Work item:
Quote all of the data below exactly, please.

Recorded information Start Marker

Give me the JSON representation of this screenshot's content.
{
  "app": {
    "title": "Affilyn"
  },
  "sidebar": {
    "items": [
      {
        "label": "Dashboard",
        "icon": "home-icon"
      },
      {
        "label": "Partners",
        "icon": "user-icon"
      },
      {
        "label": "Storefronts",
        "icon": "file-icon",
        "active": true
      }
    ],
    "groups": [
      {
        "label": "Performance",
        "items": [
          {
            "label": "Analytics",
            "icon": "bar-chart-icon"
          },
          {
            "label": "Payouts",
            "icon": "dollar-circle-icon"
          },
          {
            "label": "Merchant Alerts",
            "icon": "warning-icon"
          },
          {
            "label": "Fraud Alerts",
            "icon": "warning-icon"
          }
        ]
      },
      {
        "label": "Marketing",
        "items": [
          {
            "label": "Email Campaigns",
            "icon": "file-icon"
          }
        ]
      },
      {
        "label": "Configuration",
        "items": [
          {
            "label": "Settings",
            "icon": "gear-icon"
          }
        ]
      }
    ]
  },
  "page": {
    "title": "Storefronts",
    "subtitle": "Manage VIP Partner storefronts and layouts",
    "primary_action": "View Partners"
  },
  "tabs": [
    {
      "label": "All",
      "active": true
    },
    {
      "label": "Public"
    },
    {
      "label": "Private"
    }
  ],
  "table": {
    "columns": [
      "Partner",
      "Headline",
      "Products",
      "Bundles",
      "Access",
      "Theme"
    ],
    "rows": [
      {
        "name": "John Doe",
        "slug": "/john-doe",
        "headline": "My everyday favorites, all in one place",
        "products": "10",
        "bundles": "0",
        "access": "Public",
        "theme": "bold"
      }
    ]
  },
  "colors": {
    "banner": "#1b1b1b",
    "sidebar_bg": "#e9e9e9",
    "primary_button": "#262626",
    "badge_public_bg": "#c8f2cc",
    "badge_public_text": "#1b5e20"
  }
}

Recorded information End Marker

Answer box:
Give me the JSON representation of this screenshot's content.
{
  "app": {
    "title": "Affilyn"
  },
  "sidebar": {
    "items": [
      {
        "label": "Dashboard",
        "icon": "home-icon"
      },
      {
        "label": "Partners",
        "icon": "user-icon"
      },
      {
        "label": "Storefronts",
        "icon": "file-icon",
        "active": true
      }
    ],
    "groups": [
      {
        "label": "Performance",
        "items": [
          {
            "label": "Analytics",
            "icon": "bar-chart-icon"
          },
          {
            "label": "Payouts",
            "icon": "dollar-circle-icon"
          },
          {
            "label": "Merchant Alerts",
            "icon": "warning-icon"
          },
          {
            "label": "Fraud Alerts",
            "icon": "warning-icon"
          }
        ]
      },
      {
        "label": "Marketing",
        "items": [
          {
            "label": "Email Campaigns",
            "icon": "file-icon"
          }
        ]
      },
      {
        "label": "Configuration",
        "items": [
          {
            "label": "Settings",
            "icon": "gear-icon"
          }
        ]
      }
    ]
  },
  "page": {
    "title": "Storefronts",
    "subtitle": "Manage VIP Partner storefronts and layouts",
    "primary_action": "View Partners"
  },
  "tabs": [
    {
      "label": "All",
      "active": true
    },
    {
      "label": "Public"
    },
    {
      "label": "Private"
    }
  ],
  "table": {
    "columns": [
      "Partner",
      "Headline",
      "Products",
      "Bundles",
      "Access",
      "Theme"
    ],
    "rows": [
      {
        "name": "John Doe",
        "slug": "/john-doe",
        "headline": "My everyday favorites, all in one place",
        "products": "10",
        "bundles": "0",
        "access": "Public",
        "theme": "bold"
      }
    ]
  },
  "colors": {
    "banner": "#1b1b1b",
    "sidebar_bg": "#e9e9e9",
    "primary_button": "#262626",
    "badge_public_bg": "#c8f2cc",
    "badge_public_text": "#1b5e20"
  }
}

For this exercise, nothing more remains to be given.